Charles Campbell (member for Campbeltown)

From Wikipedia, the free encyclopedia
Jump to: navigation, search

Colonel Charles Campbell was a Scottish soldier and politician of the seventeenth and eighteenth century.

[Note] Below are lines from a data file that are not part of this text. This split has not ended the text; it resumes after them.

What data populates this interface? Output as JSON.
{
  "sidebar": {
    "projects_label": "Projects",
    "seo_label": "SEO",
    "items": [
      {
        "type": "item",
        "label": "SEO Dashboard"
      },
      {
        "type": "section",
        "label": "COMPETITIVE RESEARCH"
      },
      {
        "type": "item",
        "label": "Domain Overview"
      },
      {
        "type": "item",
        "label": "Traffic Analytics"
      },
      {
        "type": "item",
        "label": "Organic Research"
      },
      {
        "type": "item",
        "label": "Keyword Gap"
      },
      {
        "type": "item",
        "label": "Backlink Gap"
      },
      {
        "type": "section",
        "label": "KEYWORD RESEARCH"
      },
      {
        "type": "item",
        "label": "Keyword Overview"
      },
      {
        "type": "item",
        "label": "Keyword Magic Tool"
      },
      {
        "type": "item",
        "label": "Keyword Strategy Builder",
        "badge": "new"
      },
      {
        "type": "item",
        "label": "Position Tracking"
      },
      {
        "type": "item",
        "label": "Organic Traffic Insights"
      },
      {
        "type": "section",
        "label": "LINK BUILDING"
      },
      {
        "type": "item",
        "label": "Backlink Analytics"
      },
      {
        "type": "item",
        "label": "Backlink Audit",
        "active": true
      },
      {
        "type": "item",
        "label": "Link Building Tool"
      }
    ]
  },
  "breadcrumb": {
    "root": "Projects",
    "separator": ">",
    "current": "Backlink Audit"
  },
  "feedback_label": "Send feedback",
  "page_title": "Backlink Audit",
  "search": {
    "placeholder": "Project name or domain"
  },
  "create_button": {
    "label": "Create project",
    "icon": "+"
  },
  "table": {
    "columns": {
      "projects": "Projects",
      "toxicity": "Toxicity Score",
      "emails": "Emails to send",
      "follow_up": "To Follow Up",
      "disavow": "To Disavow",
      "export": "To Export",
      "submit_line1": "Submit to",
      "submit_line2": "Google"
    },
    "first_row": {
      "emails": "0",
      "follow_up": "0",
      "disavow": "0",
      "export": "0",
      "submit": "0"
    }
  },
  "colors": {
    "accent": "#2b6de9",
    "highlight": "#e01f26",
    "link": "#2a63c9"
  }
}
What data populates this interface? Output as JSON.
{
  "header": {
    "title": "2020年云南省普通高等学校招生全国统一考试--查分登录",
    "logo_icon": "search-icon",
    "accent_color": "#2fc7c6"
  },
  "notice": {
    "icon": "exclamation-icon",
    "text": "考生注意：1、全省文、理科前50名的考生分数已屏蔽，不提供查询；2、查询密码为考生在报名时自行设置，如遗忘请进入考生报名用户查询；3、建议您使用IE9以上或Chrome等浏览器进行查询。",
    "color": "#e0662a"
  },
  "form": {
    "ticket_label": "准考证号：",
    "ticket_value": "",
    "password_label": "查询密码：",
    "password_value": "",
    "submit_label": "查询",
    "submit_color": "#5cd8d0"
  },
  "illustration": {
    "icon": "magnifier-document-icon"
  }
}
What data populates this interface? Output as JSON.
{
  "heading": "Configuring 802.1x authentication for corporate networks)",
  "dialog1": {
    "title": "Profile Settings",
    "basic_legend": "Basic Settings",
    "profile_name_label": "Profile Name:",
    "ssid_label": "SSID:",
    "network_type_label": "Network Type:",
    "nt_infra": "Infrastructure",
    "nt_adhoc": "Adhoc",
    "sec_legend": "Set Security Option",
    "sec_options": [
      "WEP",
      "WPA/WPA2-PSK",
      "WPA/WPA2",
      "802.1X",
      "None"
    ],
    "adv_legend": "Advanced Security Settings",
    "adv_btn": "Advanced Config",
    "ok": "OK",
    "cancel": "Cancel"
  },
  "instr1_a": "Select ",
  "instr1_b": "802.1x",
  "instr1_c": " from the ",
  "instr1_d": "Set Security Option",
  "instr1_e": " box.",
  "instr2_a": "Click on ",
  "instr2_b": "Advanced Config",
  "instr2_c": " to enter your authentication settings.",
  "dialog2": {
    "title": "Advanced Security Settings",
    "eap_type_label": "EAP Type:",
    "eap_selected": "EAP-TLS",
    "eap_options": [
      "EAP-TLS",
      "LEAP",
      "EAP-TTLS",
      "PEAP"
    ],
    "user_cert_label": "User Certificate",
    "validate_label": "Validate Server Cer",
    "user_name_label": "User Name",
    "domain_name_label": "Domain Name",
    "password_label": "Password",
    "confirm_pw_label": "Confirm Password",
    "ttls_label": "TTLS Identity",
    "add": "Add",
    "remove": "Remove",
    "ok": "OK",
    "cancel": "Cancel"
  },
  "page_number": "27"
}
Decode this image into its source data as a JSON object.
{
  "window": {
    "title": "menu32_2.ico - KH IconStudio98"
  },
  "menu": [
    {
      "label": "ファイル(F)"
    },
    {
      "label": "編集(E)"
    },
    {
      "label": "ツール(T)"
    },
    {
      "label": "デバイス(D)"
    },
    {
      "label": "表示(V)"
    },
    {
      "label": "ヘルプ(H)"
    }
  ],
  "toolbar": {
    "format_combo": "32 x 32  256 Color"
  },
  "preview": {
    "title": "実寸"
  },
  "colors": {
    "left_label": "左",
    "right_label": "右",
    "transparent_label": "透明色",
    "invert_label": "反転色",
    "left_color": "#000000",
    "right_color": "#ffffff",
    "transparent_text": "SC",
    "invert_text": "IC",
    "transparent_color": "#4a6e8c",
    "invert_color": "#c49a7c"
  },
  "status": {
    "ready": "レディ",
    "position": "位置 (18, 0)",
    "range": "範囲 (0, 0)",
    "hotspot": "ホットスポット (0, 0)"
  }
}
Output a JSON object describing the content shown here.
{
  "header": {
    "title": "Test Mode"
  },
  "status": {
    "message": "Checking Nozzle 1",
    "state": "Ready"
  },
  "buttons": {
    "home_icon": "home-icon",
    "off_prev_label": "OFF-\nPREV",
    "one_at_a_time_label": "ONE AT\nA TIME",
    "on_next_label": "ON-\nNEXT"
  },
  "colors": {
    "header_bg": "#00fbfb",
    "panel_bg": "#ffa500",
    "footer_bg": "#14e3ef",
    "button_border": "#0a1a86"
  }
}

He was the third son of Archibald Campbell, 9th Earl of Argyll, and his wife Mary, daughter of James Stewart, 4th Earl of Moray. He was in Holland with his father, and attended the meeting of Scottish refugees at Amsterdam on 17 April 1685. He accompanied his father's expedition to Scotland, and was sent ashore, when they arrived off the coast of Argyllshire, to bring intelligence of the disposition of the gentlemen and common people. He was a second time sent ashore to levy men, but, falling ill, was seized by the Marquess of Atholl, who, by virtue of his justiciary power, resolved to hang him, sick or well, at his father's gate of Inveraray. The Privy Council, however, at the intercession of several ladies, stopped the execution, and ordered him to be carried prisoner to Edinburgh. He was brought before the Justiciary Court on 21 August 1685, forfeited on his confession, and sentenced to banishment. He forfeiture was rescinded in 1689, and he was elected member for Campbeltown on its first erection into a royal burgh, and sat for it in Parliament up to the time of the Union, a measure which he steadily supported.

He married, probably in 1678, Sophia, second daughter of Alexander Lindsay, 1st Earl of Balcarres, his father's step-daughter, who was the means of accomplishing the Earl of Argyll's escape from Edinburgh Castle. Of this marriage no descendants in the male line exist.


This article incorporates text from a publication now in the public domain: "Campbell, Duke of Argyll" by Donald C. V. Campbell, in The Scots Peerage, volume I (Edinburgh, 1904) edited by Sir James Balfour Paul, p. 367.